- _Exercise description_
Exactly repeat the full listing that follows.

- _Data shown_
--

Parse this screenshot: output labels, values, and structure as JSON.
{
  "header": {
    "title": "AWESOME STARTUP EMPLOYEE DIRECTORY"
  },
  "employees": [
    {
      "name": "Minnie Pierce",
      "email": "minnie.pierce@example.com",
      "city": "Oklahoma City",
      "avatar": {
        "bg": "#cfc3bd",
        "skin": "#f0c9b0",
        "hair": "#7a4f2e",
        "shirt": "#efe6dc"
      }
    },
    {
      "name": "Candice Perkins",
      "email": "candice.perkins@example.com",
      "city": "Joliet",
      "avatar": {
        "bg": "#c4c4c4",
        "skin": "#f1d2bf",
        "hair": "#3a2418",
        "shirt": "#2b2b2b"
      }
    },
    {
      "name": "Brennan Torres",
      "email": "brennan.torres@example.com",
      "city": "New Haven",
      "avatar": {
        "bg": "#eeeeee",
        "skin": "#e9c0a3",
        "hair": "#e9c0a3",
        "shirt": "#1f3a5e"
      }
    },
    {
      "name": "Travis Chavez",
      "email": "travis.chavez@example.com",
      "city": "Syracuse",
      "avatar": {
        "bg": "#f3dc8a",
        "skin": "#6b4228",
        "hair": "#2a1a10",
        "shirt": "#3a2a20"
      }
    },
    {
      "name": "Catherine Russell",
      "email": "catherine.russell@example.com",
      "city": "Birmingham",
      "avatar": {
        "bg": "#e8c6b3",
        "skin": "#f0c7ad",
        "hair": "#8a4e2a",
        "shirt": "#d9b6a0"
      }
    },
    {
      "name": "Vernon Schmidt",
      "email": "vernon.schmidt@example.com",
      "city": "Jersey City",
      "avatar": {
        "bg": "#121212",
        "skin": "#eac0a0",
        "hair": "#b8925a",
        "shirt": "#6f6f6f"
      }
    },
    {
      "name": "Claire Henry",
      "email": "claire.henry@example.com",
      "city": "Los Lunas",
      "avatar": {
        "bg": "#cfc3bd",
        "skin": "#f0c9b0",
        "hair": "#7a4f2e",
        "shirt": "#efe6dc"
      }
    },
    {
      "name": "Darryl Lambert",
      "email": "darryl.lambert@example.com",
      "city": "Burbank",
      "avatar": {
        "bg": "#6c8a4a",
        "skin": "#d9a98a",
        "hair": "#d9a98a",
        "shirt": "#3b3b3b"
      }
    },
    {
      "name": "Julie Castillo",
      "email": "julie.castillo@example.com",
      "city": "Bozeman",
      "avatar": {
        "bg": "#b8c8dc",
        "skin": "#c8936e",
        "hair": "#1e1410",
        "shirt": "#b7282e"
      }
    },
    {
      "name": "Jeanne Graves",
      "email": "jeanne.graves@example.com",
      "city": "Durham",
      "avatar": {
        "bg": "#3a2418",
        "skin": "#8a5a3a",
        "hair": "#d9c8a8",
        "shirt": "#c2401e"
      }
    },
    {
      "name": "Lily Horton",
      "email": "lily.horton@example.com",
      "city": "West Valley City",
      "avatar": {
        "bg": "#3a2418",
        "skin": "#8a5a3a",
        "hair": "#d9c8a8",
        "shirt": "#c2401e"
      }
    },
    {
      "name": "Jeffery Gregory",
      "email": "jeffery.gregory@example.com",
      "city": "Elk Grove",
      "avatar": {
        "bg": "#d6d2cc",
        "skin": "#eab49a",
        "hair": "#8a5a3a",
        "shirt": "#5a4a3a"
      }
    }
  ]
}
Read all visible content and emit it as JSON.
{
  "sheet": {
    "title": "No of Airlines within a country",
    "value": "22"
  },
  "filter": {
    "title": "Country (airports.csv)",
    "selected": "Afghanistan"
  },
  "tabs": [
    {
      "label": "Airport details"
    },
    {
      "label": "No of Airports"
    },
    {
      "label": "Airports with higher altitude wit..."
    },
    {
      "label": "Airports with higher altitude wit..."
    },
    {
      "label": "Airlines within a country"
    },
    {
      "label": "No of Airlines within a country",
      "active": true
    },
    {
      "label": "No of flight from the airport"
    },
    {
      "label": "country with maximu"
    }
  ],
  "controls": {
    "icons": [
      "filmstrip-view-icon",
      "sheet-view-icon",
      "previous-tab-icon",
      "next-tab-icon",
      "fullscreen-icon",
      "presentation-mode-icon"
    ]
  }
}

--

- _Result below_
Parse this screenshot: output labels, values, and structure as JSON.
{
  "header": {
    "title": "AWESOME STARTUP EMPLOYEE DIRECTORY"
  },
  "employees": [
    {
      "name": "Minnie Pierce",
      "email": "minnie.pierce@example.com",
      "city": "Oklahoma City",
      "avatar": {
        "bg": "#cfc3bd",
        "skin": "#f0c9b0",
        "hair": "#7a4f2e",
        "shirt": "#efe6dc"
      }
    },
    {
      "name": "Candice Perkins",
      "email": "candice.perkins@example.com",
      "city": "Joliet",
      "avatar": {
        "bg": "#c4c4c4",
        "skin": "#f1d2bf",
        "hair": "#3a2418",
        "shirt": "#2b2b2b"
      }
    },
    {
      "name": "Brennan Torres",
      "email": "brennan.torres@example.com",
      "city": "New Haven",
      "avatar": {
        "bg": "#eeeeee",
        "skin": "#e9c0a3",
        "hair": "#e9c0a3",
        "shirt": "#1f3a5e"
      }
    },
    {
      "name": "Travis Chavez",
      "email": "travis.chavez@example.com",
      "city": "Syracuse",
      "avatar": {
        "bg": "#f3dc8a",
        "skin": "#6b4228",
        "hair": "#2a1a10",
        "shirt": "#3a2a20"
      }
    },
    {
      "name": "Catherine Russell",
      "email": "catherine.russell@example.com",
      "city": "Birmingham",
      "avatar": {
        "bg": "#e8c6b3",
        "skin": "#f0c7ad",
        "hair": "#8a4e2a",
        "shirt": "#d9b6a0"
      }
    },
    {
      "name": "Vernon Schmidt",
      "email": "vernon.schmidt@example.com",
      "city": "Jersey City",
      "avatar": {
        "bg": "#121212",
        "skin": "#eac0a0",
        "hair": "#b8925a",
        "shirt": "#6f6f6f"
      }
    },
    {
      "name": "Claire Henry",
      "email": "claire.henry@example.com",
      "city": "Los Lunas",
      "avatar": {
        "bg": "#cfc3bd",
        "skin": "#f0c9b0",
        "hair": "#7a4f2e",
        "shirt": "#efe6dc"
      }
    },
    {
      "name": "Darryl Lambert",
      "email": "darryl.lambert@example.com",
      "city": "Burbank",
      "avatar": {
        "bg": "#6c8a4a",
        "skin": "#d9a98a",
        "hair": "#d9a98a",
        "shirt": "#3b3b3b"
      }
    },
    {
      "name": "Julie Castillo",
      "email": "julie.castillo@example.com",
      "city": "Bozeman",
      "avatar": {
        "bg": "#b8c8dc",
        "skin": "#c8936e",
        "hair": "#1e1410",
        "shirt": "#b7282e"
      }
    },
    {
      "name": "Jeanne Graves",
      "email": "jeanne.graves@example.com",
      "city": "Durham",
      "avatar": {
        "bg": "#3a2418",
        "skin": "#8a5a3a",
        "hair": "#d9c8a8",
        "shirt": "#c2401e"
      }
    },
    {
      "name": "Lily Horton",
      "email": "lily.horton@example.com",
      "city": "West Valley City",
      "avatar": {
        "bg": "#3a2418",
        "skin": "#8a5a3a",
        "hair": "#d9c8a8",
        "shirt": "#c2401e"
      }
    },
    {
      "name": "Jeffery Gregory",
      "email": "jeffery.gregory@example.com",
      "city": "Elk Grove",
      "avatar": {
        "bg": "#d6d2cc",
        "skin": "#eab49a",
        "hair": "#8a5a3a",
        "shirt": "#5a4a3a"
      }
    }
  ]
}
Read all visible content and emit it as JSON.
{
  "sheet": {
    "title": "No of Airlines within a country",
    "value": "22"
  },
  "filter": {
    "title": "Country (airports.csv)",
    "selected": "Afghanistan"
  },
  "tabs": [
    {
      "label": "Airport details"
    },
    {
      "label": "No of Airports"
    },
    {
      "label": "Airports with higher altitude wit..."
    },
    {
      "label": "Airports with higher altitude wit..."
    },
    {
      "label": "Airlines within a country"
    },
    {
      "label": "No of Airlines within a country",
      "active": true
    },
    {
      "label": "No of flight from the airport"
    },
    {
      "label": "country with maximu"
    }
  ],
  "controls": {
    "icons": [
      "filmstrip-view-icon",
      "sheet-view-icon",
      "previous-tab-icon",
      "next-tab-icon",
      "fullscreen-icon",
      "presentation-mode-icon"
    ]
  }
}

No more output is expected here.